I also used masking fluid to replicate the areas where the red of the RAF fin flash show before masking off and overpainting this with white.
The theatre markings on this aircraft were restricted to the white wing leading edge and the photos show these to be quite worn. As for the first build, I used the "salt method" to replicate this effect.
After a gloss coat I decaled the aircraft.
The shark mouth is provided in four parts with the central two parts having to conform around the highly convex surface of the lower nose. This proved to be beyond my abilities, so I cut slits in the central black of the mouth to allow them to conform. This resulted in overlapping decal that I did my best to smooth out. I would much have preferred it if the central black had been omitted and this section painted black before application of the decal teeth.
Otherwise, the main decals performed flawlessly, conforming over the bumps on the wing without issue. However, the many of the stencils silvered, as they also did for the first build.
The propellors on the Mk. VIII were made from compressed wood with a protective metal leading edge. Normally, the whole blade was painted black with a yellow tip. One of the photos in the accompanying book gives a clear view of the propellors for A58-631 and these show the leading edges to be unpainted, natural metal, so I painted mine that way.
Then I added a black wash to dirty things up a bit and added scratches and dings to the engine panel fasteners, wing gun hatches and the wing roots before applying a matt coat.
The final step was to remove the cockpit and under wing and fuselage formation light masks and paint the latter clear red, green and a mixed orange. I didn't forget the wingtip formation lights which were first painted chrome silver and then clear red/green.
Even though I used the same paints, the aircraft came out a noticeably darker than for the first build – perhaps because I didn’t add a layer to fade the paint this time.

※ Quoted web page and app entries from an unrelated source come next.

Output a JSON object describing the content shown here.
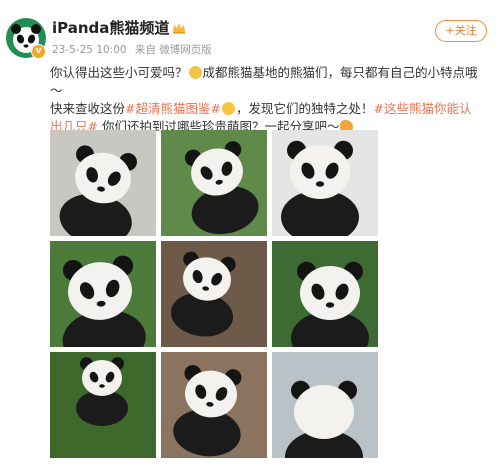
{
  "header": {
    "username": "iPanda熊猫频道",
    "timestamp": "23-5-25 10:00",
    "source": "来自 微博网页版",
    "follow_label": "+关注",
    "avatar_icon": "panda-avatar-icon",
    "verified_icon": "verified-badge-icon"
  },
  "post": {
    "line1_a": "你认得出这些小可爱吗？",
    "line1_b": "成都熊猫基地的熊猫们，每只都有自己的小特点哦～",
    "line2_a": "快来查收这份",
    "tag1": "#超清熊猫图鉴#",
    "line2_b": "，发现它们的独特之处！",
    "tag2": "#这些熊猫你能认出几只#",
    "line3": " 你们还拍到过哪些珍贵萌图？一起分享吧～"
  },
  "colors": {
    "accent": "#eb7350",
    "follow": "#f07a2c",
    "avatar_bg": "#1f8f55"
  },
  "photos": [
    {
      "name": "panda-photo-1",
      "bg": "#c9c7c2"
    },
    {
      "name": "panda-photo-2",
      "bg": "#5f8a4a"
    },
    {
      "name": "panda-photo-3",
      "bg": "#e3e5e6"
    },
    {
      "name": "panda-photo-4",
      "bg": "#4c7a3a"
    },
    {
      "name": "panda-photo-5",
      "bg": "#6e5a48"
    },
    {
      "name": "panda-photo-6",
      "bg": "#3e6b33"
    },
    {
      "name": "panda-photo-7",
      "bg": "#3d6a2c"
    },
    {
      "name": "panda-photo-8",
      "bg": "#8a7460"
    },
    {
      "name": "panda-photo-9",
      "bg": "#b9c2c7"
    }
  ]
}
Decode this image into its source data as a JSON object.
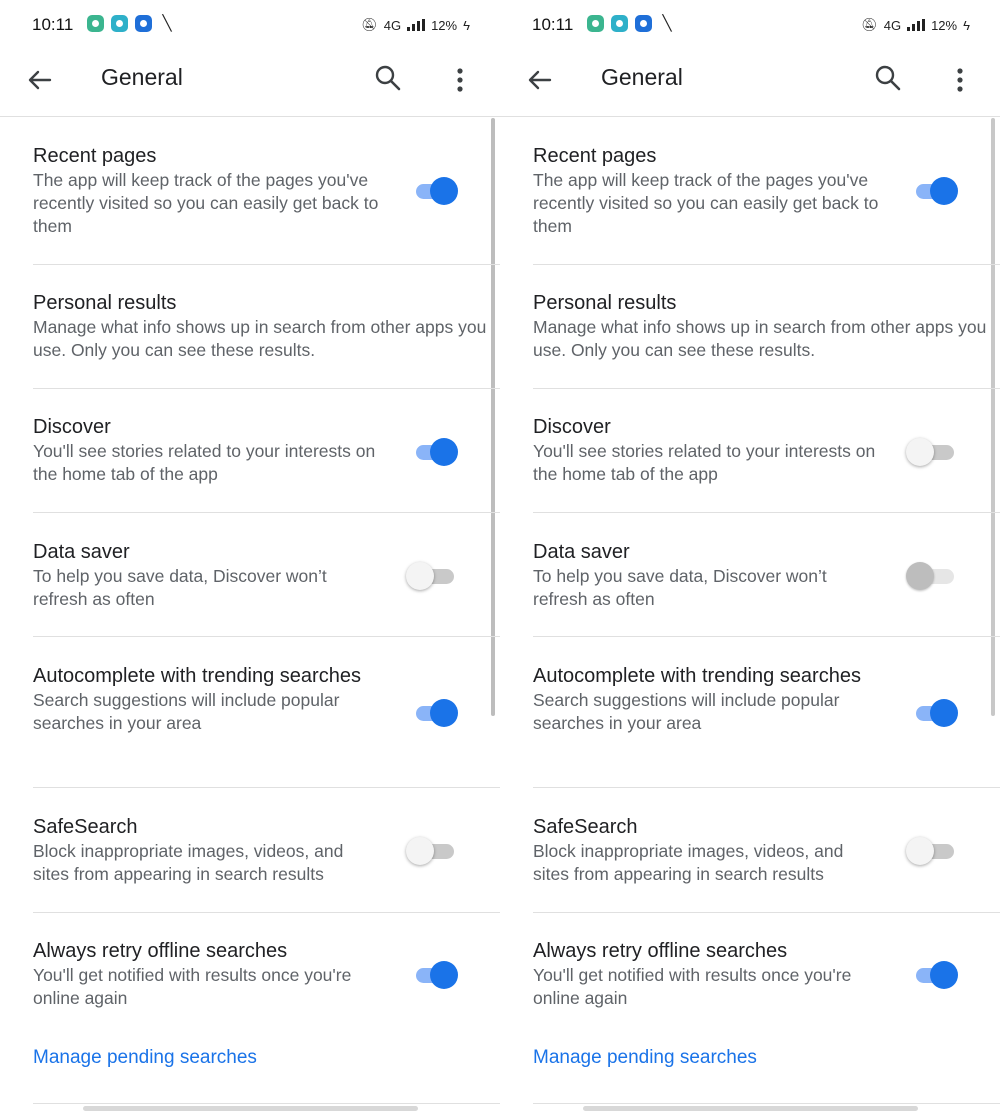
{
  "statusbar": {
    "time": "10:11",
    "network": "4G",
    "battery": "12%"
  },
  "appbar": {
    "title": "General",
    "icons": [
      "back-arrow-icon",
      "search-icon",
      "more-vert-icon"
    ]
  },
  "colors": {
    "accent": "#1a73e8",
    "toggle_on_track": "#8ab4f8",
    "text_primary": "#202124",
    "text_secondary": "#5f6368"
  },
  "settings": [
    {
      "title": "Recent pages",
      "description": "The app will keep track of the pages you've recently visited so you can easily get back to them",
      "has_toggle": true
    },
    {
      "title": "Personal results",
      "description": "Manage what info shows up in search from other apps you use. Only you can see these results.",
      "has_toggle": false
    },
    {
      "title": "Discover",
      "description": "You'll see stories related to your interests on the home tab of the app",
      "has_toggle": true
    },
    {
      "title": "Data saver",
      "description": "To help you save data, Discover won’t refresh as often",
      "has_toggle": true
    },
    {
      "title": "Autocomplete with trending searches",
      "description": "Search suggestions will include popular searches in your area",
      "has_toggle": true
    },
    {
      "title": "SafeSearch",
      "description": "Block inappropriate images, videos, and sites from appearing in search results",
      "has_toggle": true
    },
    {
      "title": "Always retry offline searches",
      "description": "You'll get notified with results once you're online again",
      "has_toggle": true
    }
  ],
  "screens": [
    {
      "name": "left",
      "toggles": {
        "recent_pages": "on",
        "discover": "on",
        "data_saver": "off",
        "autocomplete": "on",
        "safesearch": "off",
        "retry_offline": "on"
      }
    },
    {
      "name": "right",
      "toggles": {
        "recent_pages": "on",
        "discover": "off",
        "data_saver": "disabled",
        "autocomplete": "on",
        "safesearch": "off",
        "retry_offline": "on"
      }
    }
  ],
  "manage_link": "Manage pending searches"
}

As noted above, this is the second of the dual combo build, and the day after I finished this kit I bought another Aussie Eight boxing at a club swap meet.
Need I say more?
14 additional images. Click to enlarge.